PH: I felt it was possible to get to a simpler, quieter, more meaningful relationship with not only myself but with the world. And when I looked at the work I was doing, writing films for movie studios or projects that I thought would be very diverting for audiences and bring laughter to the world, I felt that I needed to go to a kind of storytelling that was urgent and authentic and was as truthful and as uncompromised as I could be.
I know as a kid I felt a bit insane. We were a miserable family, but we were acting as if we weren’t and that everything was okay. And one of the things he talks about in the book is how do we cut out the noise or cut through and get to what really matters. I wasn’t conscious of this book leading me to that, but that when you asked me for a book that I grabbed this book, I think for this book planted seeds in me that what I felt I could do in my own small way was become the most and boldest and bravest truth teller that I could be.
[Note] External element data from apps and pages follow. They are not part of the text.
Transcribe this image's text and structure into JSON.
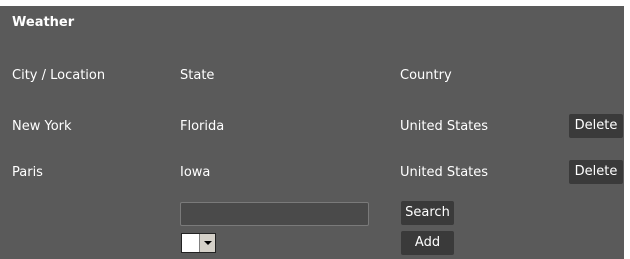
{
  "section": {
    "title": "Weather"
  },
  "table": {
    "headers": [
      "City / Location",
      "State",
      "Country"
    ],
    "rows": [
      {
        "city": "New York",
        "state": "Florida",
        "country": "United States",
        "action": "Delete"
      },
      {
        "city": "Paris",
        "state": "Iowa",
        "country": "United States",
        "action": "Delete"
      }
    ]
  },
  "search": {
    "input_value": "",
    "search_label": "Search",
    "add_label": "Add",
    "select_value": ""
  },
  "colors": {
    "panel": "#5a5a5a",
    "button": "#3a3a3a",
    "text": "#ffffff"
  }
}
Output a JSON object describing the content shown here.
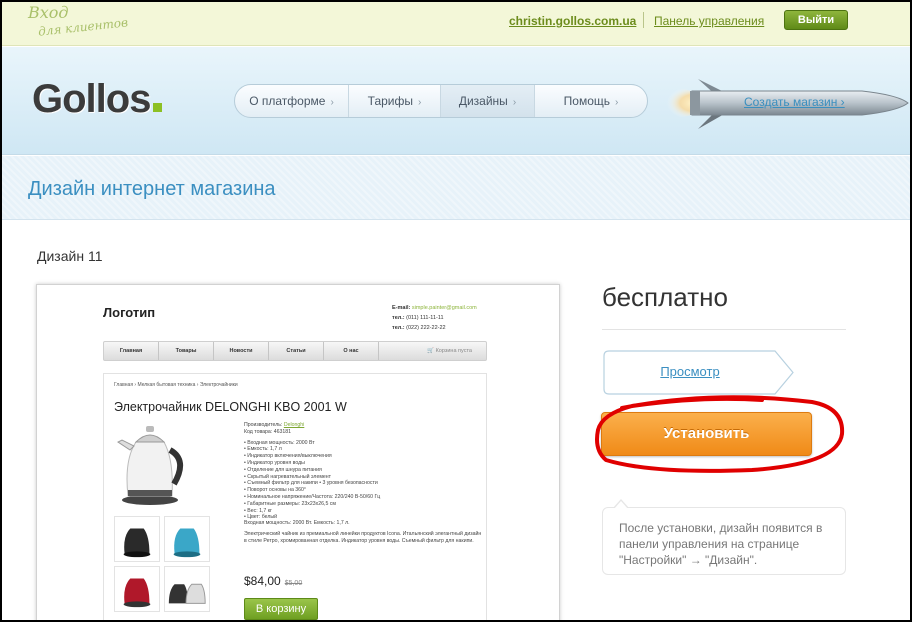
{
  "topbar": {
    "login_logo_line1": "Вход",
    "login_logo_line2": "для клиентов",
    "domain": "christin.gollos.com.ua",
    "panel_link": "Панель управления",
    "logout": "Выйти"
  },
  "header": {
    "brand": "Gollos",
    "nav": [
      {
        "label": "О платформе",
        "icon": "chevron-right"
      },
      {
        "label": "Тарифы",
        "icon": "chevron-right"
      },
      {
        "label": "Дизайны",
        "icon": "chevron-right",
        "active": true
      },
      {
        "label": "Помощь",
        "icon": "chevron-right"
      }
    ],
    "create_store": "Создать магазин ›",
    "accent_color": "#8cc024"
  },
  "page": {
    "title": "Дизайн интернет магазина",
    "design_name": "Дизайн 11"
  },
  "preview": {
    "logo": "Логотип",
    "email_label": "E-mail:",
    "email": "simple.painter@gmail.com",
    "phone1_label": "тел.:",
    "phone1": "(011) 111-11-11",
    "phone2_label": "тел.:",
    "phone2": "(022) 222-22-22",
    "menu": [
      "Главная",
      "Товары",
      "Новости",
      "Статьи",
      "О нас"
    ],
    "cart": "Корзина пуста",
    "breadcrumb": "Главная › Мелкая бытовая техника › Электрочайники",
    "product_title": "Электрочайник DELONGHI KBO 2001 W",
    "manufacturer_label": "Производитель:",
    "manufacturer": "Delonghi",
    "sku": "Код товара: 463181",
    "specs": [
      "• Входная мощность: 2000 Вт",
      "• Емкость: 1,7 л",
      "• Индикатор включения/выключения",
      "• Индикатор уровня воды",
      "• Отделение для шнура питания",
      "• Скрытый нагревательный элемент",
      "• Съемный фильтр для накипи • 3 уровня безопасности",
      "• Поворот основы на 360°",
      "• Номинальное напряжение/Частота: 220/240 В-50/60 Гц",
      "• Габаритные размеры: 23х23х26,5 см",
      "• Вес: 1,7 кг",
      "• Цвет: белый"
    ],
    "desc1": "Входная мощность: 2000 Вт. Емкость: 1,7 л.",
    "desc2": "Электрический чайник из премиальной линейки продуктов Icona. Итальянский элегантный дизайн в стиле Ретро, хромированная отделка. Индикатор уровня воды. Съемный фильтр для накипи.",
    "price": "$84,00",
    "old_price": "$5,00",
    "cart_button": "В корзину"
  },
  "sidebar": {
    "price_label": "бесплатно",
    "view_button": "Просмотр",
    "install_button": "Установить",
    "note": "После установки, дизайн появится в панели управления на странице \"Настройки\" → \"Дизайн\".",
    "install_color": "#f39a25",
    "highlight_color": "#e00000"
  }
}
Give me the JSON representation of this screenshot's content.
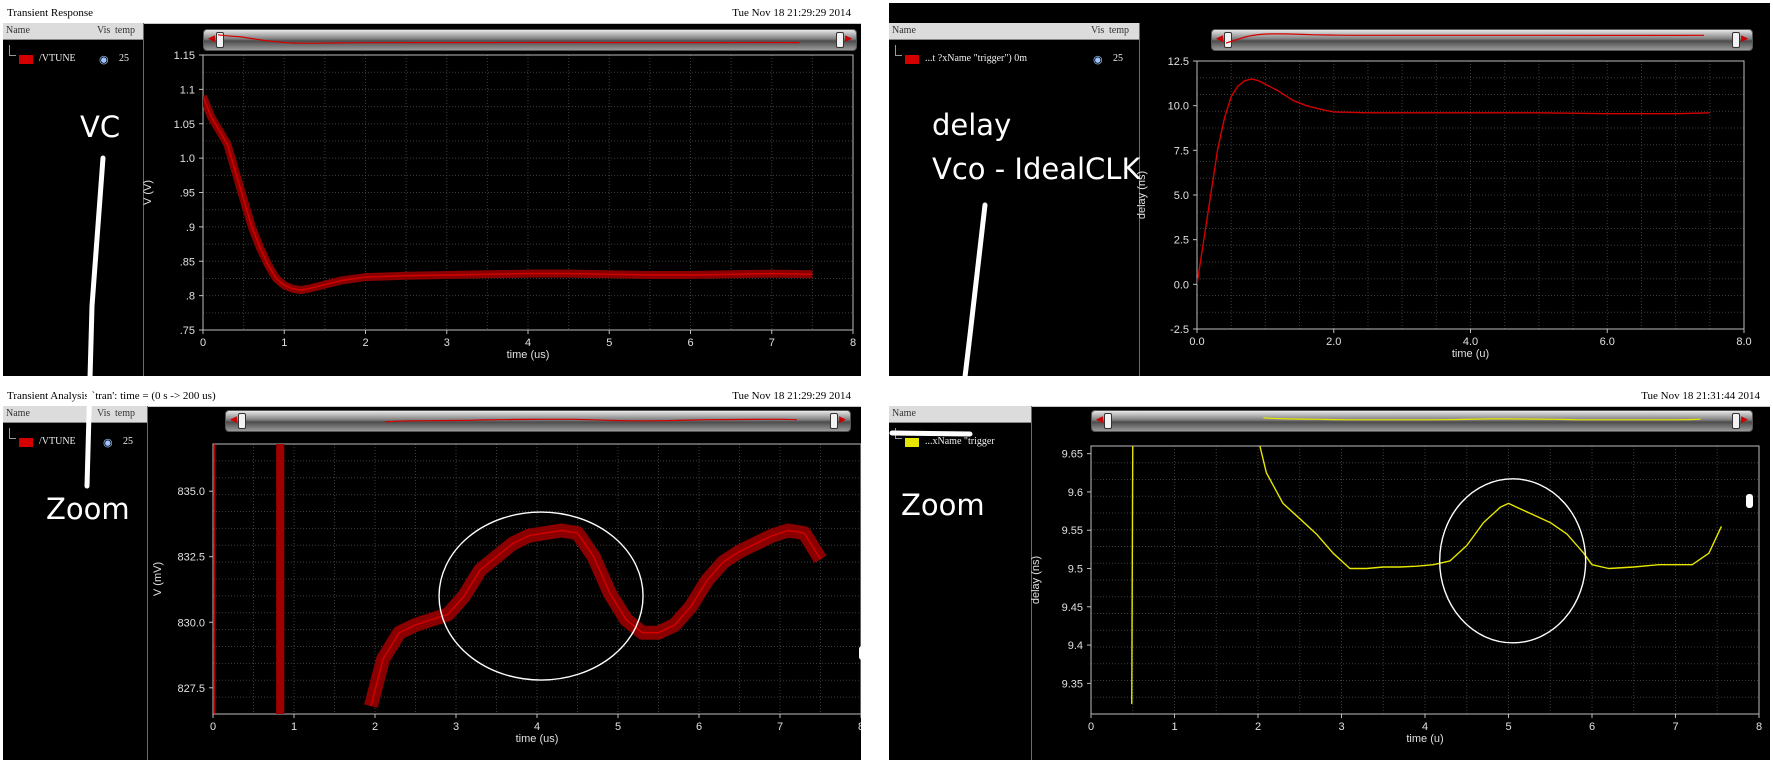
{
  "panels": [
    {
      "id": "top-left",
      "header_title": "Transient Response",
      "header_date": "Tue Nov 18 21:29:29 2014",
      "legend": {
        "col_name": "Name",
        "col_vis": "Vis",
        "col_temp": "temp",
        "signal": "/VTUNE",
        "signal_color": "#d40000",
        "temp_value": "25"
      },
      "annotations": [
        "VC"
      ]
    },
    {
      "id": "top-right",
      "header_title": "",
      "header_date": "",
      "legend": {
        "col_name": "Name",
        "col_vis": "Vis",
        "col_temp": "temp",
        "signal": "...t ?xName \"trigger\") 0m",
        "signal_color": "#d40000",
        "temp_value": "25"
      },
      "annotations": [
        "delay",
        "Vco - IdealCLK"
      ]
    },
    {
      "id": "bottom-left",
      "header_title": "Transient Analysis `tran': time = (0 s -> 200 us)",
      "header_date": "Tue Nov 18 21:29:29 2014",
      "legend": {
        "col_name": "Name",
        "col_vis": "Vis",
        "col_temp": "temp",
        "signal": "/VTUNE",
        "signal_color": "#d40000",
        "temp_value": "25"
      },
      "annotations": [
        "Zoom"
      ]
    },
    {
      "id": "bottom-right",
      "header_title": "",
      "header_date": "Tue Nov 18 21:31:44 2014",
      "legend": {
        "col_name": "Name",
        "col_vis": "",
        "col_temp": "",
        "signal": "...xName \"trigger",
        "signal_color": "#e6e600",
        "temp_value": ""
      },
      "annotations": [
        "Zoom"
      ]
    }
  ],
  "chart_data": [
    {
      "type": "line",
      "xlabel": "time (us)",
      "ylabel": "V (V)",
      "xlim": [
        0,
        8
      ],
      "ylim": [
        0.75,
        1.15
      ],
      "x_ticks": [
        "0",
        "1",
        "2",
        "3",
        "4",
        "5",
        "6",
        "7",
        "8"
      ],
      "y_ticks": [
        ".75",
        ".8",
        ".85",
        ".9",
        ".95",
        "1.0",
        "1.05",
        "1.1",
        "1.15"
      ],
      "grid": true,
      "series": [
        {
          "name": "/VTUNE",
          "color": "#d40000",
          "x": [
            0,
            0.1,
            0.2,
            0.3,
            0.4,
            0.5,
            0.6,
            0.7,
            0.8,
            0.9,
            1.0,
            1.1,
            1.2,
            1.3,
            1.5,
            1.7,
            2.0,
            2.5,
            3.0,
            3.5,
            4.0,
            4.5,
            5.0,
            5.5,
            6.0,
            6.5,
            7.0,
            7.5
          ],
          "y": [
            1.09,
            1.06,
            1.04,
            1.02,
            0.98,
            0.94,
            0.9,
            0.87,
            0.845,
            0.825,
            0.815,
            0.81,
            0.808,
            0.81,
            0.816,
            0.822,
            0.827,
            0.829,
            0.83,
            0.831,
            0.832,
            0.832,
            0.831,
            0.83,
            0.83,
            0.831,
            0.832,
            0.831
          ]
        }
      ]
    },
    {
      "type": "line",
      "xlabel": "time (u)",
      "ylabel": "delay (ns)",
      "xlim": [
        0,
        8
      ],
      "ylim": [
        -2.5,
        12.5
      ],
      "x_ticks": [
        "0.0",
        "2.0",
        "4.0",
        "6.0",
        "8.0"
      ],
      "y_ticks": [
        "-2.5",
        "0.0",
        "2.5",
        "5.0",
        "7.5",
        "10.0",
        "12.5"
      ],
      "grid": true,
      "series": [
        {
          "name": "...t ?xName \"trigger\") 0m",
          "color": "#d40000",
          "x": [
            0,
            0.1,
            0.2,
            0.3,
            0.4,
            0.5,
            0.6,
            0.7,
            0.8,
            0.9,
            1.0,
            1.2,
            1.4,
            1.6,
            1.8,
            2.0,
            2.5,
            3.0,
            4.0,
            5.0,
            6.0,
            7.0,
            7.5
          ],
          "y": [
            0.0,
            2.5,
            5.0,
            7.5,
            9.3,
            10.5,
            11.1,
            11.4,
            11.5,
            11.4,
            11.2,
            10.8,
            10.3,
            10.0,
            9.8,
            9.65,
            9.6,
            9.6,
            9.6,
            9.6,
            9.55,
            9.55,
            9.6
          ]
        }
      ]
    },
    {
      "type": "line",
      "xlabel": "time (us)",
      "ylabel": "V (mV)",
      "xlim": [
        0,
        8
      ],
      "ylim": [
        826.5,
        836.8
      ],
      "x_ticks": [
        "0",
        "1",
        "2",
        "3",
        "4",
        "5",
        "6",
        "7",
        "8"
      ],
      "y_ticks": [
        "827.5",
        "830.0",
        "832.5",
        "835.0"
      ],
      "grid": true,
      "series": [
        {
          "name": "/VTUNE",
          "color": "#d40000",
          "x": [
            1.95,
            2.1,
            2.3,
            2.5,
            2.7,
            2.9,
            3.1,
            3.3,
            3.5,
            3.7,
            3.9,
            4.1,
            4.3,
            4.5,
            4.7,
            4.9,
            5.1,
            5.3,
            5.5,
            5.7,
            5.9,
            6.1,
            6.3,
            6.5,
            6.7,
            6.9,
            7.1,
            7.3,
            7.5
          ],
          "y": [
            826.8,
            828.6,
            829.6,
            829.9,
            830.1,
            830.3,
            831.0,
            832.0,
            832.5,
            833.0,
            833.3,
            833.4,
            833.5,
            833.4,
            832.5,
            831.1,
            830.1,
            829.6,
            829.6,
            829.9,
            830.6,
            831.6,
            832.3,
            832.7,
            833.0,
            833.3,
            833.5,
            833.4,
            832.4
          ]
        }
      ],
      "annotations": [
        "Zoom"
      ]
    },
    {
      "type": "line",
      "xlabel": "time (u)",
      "ylabel": "delay (ns)",
      "xlim": [
        0,
        8
      ],
      "ylim": [
        9.31,
        9.66
      ],
      "x_ticks": [
        "0",
        "1",
        "2",
        "3",
        "4",
        "5",
        "6",
        "7",
        "8"
      ],
      "y_ticks": [
        "9.35",
        "9.4",
        "9.45",
        "9.5",
        "9.55",
        "9.6",
        "9.65"
      ],
      "grid": true,
      "series": [
        {
          "name": "...xName \"trigger",
          "color": "#e6e600",
          "x": [
            2.0,
            2.1,
            2.3,
            2.5,
            2.7,
            2.9,
            3.1,
            3.3,
            3.5,
            3.7,
            3.9,
            4.1,
            4.3,
            4.5,
            4.7,
            4.9,
            5.0,
            5.1,
            5.3,
            5.5,
            5.7,
            5.9,
            6.0,
            6.2,
            6.5,
            6.8,
            7.0,
            7.2,
            7.4,
            7.55
          ],
          "y": [
            9.67,
            9.625,
            9.585,
            9.565,
            9.545,
            9.52,
            9.5,
            9.5,
            9.502,
            9.502,
            9.503,
            9.505,
            9.51,
            9.53,
            9.56,
            9.58,
            9.585,
            9.58,
            9.57,
            9.56,
            9.545,
            9.52,
            9.505,
            9.5,
            9.502,
            9.505,
            9.505,
            9.505,
            9.52,
            9.555
          ]
        }
      ],
      "annotations": [
        "Zoom"
      ]
    }
  ]
}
But That’s Another Story is produced by Katie Ferguson, with editing help from Alyssa Martino. Thanks to Peter Hedges and Camila Salazar. If you’d like to learn more about the books we’ve mentioned in this week’s episode, you can find out more in our show notes. If you’ve been enjoying the show, please be sure to rate and review on iTunes—it really helps others discover the program. And subscribe for free on Apple Podcasts, Stitcher, or wherever you listen. If there’s a book that changed your life, we want to hear about it. Send us an email at firstname.lastname@example.org.